* **PROVIDED MATERIAL**:
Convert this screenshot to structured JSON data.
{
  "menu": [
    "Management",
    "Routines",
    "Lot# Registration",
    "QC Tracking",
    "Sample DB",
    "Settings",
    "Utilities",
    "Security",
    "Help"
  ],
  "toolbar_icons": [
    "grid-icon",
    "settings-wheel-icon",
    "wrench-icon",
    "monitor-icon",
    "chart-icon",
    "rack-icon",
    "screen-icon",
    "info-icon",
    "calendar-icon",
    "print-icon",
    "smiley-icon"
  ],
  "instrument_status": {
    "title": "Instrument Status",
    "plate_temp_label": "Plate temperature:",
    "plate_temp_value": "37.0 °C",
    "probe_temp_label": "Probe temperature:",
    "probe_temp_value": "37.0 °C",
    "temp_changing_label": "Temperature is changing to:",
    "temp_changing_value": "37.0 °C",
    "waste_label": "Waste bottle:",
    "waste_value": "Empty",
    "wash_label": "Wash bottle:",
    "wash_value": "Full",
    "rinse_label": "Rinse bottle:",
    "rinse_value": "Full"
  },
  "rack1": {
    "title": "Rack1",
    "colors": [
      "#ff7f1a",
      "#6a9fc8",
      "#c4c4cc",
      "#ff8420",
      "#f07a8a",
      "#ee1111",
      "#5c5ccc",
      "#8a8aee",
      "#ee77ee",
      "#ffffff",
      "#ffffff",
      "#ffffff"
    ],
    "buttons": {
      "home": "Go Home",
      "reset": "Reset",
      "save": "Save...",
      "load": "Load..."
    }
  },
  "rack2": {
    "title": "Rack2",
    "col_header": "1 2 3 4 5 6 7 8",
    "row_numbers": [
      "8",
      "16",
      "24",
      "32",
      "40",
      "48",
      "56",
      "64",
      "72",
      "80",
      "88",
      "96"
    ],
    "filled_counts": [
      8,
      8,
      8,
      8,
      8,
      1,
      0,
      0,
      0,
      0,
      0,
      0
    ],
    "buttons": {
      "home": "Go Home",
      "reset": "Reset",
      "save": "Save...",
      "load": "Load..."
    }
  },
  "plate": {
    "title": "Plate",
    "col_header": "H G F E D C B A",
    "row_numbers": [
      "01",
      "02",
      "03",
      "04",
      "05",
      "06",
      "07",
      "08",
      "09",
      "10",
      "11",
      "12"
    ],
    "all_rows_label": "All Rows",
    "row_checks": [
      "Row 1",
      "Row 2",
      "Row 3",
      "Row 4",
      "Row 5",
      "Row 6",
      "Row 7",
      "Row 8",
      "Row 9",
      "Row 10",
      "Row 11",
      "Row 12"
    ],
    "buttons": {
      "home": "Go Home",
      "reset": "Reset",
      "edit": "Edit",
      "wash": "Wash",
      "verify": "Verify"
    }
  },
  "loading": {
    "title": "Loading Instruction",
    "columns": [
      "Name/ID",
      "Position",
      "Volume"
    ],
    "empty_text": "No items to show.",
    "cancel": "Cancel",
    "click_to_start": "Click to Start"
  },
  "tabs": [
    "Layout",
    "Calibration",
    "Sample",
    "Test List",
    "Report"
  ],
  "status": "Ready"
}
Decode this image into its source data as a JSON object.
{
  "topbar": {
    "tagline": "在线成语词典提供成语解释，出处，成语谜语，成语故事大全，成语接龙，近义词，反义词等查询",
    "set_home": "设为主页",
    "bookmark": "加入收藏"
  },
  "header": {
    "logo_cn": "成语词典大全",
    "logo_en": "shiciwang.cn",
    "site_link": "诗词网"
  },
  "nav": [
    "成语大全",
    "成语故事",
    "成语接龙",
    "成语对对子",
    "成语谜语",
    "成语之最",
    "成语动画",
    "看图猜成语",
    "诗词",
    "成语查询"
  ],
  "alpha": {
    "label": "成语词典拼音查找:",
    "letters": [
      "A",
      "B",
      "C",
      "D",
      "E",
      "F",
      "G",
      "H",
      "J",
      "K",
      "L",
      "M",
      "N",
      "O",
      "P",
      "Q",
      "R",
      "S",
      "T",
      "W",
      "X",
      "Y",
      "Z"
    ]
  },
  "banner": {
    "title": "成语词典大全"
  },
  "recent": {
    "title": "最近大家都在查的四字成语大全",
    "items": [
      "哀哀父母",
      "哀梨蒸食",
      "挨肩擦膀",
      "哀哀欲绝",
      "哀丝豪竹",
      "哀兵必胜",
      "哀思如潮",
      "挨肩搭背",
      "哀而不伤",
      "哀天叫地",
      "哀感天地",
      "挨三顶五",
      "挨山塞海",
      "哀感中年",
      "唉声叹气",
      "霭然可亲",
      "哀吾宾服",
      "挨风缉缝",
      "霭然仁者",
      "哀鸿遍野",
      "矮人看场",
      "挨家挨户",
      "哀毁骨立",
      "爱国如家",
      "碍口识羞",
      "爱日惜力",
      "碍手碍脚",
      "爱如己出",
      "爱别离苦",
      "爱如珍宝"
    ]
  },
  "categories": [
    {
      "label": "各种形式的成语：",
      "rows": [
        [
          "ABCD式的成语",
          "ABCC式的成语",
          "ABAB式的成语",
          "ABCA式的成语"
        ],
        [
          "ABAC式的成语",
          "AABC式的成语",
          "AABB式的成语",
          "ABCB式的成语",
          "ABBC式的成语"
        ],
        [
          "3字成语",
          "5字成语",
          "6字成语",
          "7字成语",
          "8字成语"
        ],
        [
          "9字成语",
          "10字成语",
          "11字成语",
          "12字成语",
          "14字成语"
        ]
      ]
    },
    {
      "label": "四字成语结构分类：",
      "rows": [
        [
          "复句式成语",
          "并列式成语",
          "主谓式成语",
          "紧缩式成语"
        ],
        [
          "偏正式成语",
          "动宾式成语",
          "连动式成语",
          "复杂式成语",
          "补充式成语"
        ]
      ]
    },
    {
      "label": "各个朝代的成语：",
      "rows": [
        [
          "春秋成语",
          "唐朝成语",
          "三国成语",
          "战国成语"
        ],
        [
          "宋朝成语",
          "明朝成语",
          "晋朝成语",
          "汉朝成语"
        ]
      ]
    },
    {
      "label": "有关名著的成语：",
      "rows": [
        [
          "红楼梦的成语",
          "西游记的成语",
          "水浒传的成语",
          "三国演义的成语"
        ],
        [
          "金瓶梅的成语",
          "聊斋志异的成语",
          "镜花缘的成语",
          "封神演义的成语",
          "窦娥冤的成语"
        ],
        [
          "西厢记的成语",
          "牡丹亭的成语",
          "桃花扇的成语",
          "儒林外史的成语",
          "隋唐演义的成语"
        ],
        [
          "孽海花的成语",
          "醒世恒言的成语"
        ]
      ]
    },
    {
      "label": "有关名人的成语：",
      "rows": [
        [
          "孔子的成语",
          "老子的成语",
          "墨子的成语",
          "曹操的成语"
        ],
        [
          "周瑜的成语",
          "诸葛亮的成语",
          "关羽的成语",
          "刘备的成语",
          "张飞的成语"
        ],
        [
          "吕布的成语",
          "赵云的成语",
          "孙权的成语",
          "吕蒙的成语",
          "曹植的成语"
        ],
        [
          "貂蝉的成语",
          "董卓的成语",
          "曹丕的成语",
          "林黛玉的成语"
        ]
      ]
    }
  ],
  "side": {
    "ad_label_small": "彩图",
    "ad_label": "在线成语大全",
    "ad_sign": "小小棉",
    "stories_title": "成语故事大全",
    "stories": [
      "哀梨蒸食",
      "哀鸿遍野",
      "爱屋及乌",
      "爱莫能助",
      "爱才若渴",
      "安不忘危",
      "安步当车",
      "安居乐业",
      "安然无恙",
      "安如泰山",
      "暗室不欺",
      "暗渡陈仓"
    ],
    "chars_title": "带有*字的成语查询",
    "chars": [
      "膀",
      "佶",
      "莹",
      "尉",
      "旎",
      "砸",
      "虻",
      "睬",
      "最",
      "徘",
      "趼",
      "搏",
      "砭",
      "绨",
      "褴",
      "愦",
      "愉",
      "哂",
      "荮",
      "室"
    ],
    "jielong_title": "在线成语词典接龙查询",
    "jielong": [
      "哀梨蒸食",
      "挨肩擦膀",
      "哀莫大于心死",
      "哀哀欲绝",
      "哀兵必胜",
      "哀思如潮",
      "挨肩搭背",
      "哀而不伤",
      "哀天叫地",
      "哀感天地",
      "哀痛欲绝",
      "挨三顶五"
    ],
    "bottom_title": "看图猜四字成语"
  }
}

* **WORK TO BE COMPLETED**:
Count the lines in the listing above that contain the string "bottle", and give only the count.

* **TASK RESPONSE**:
3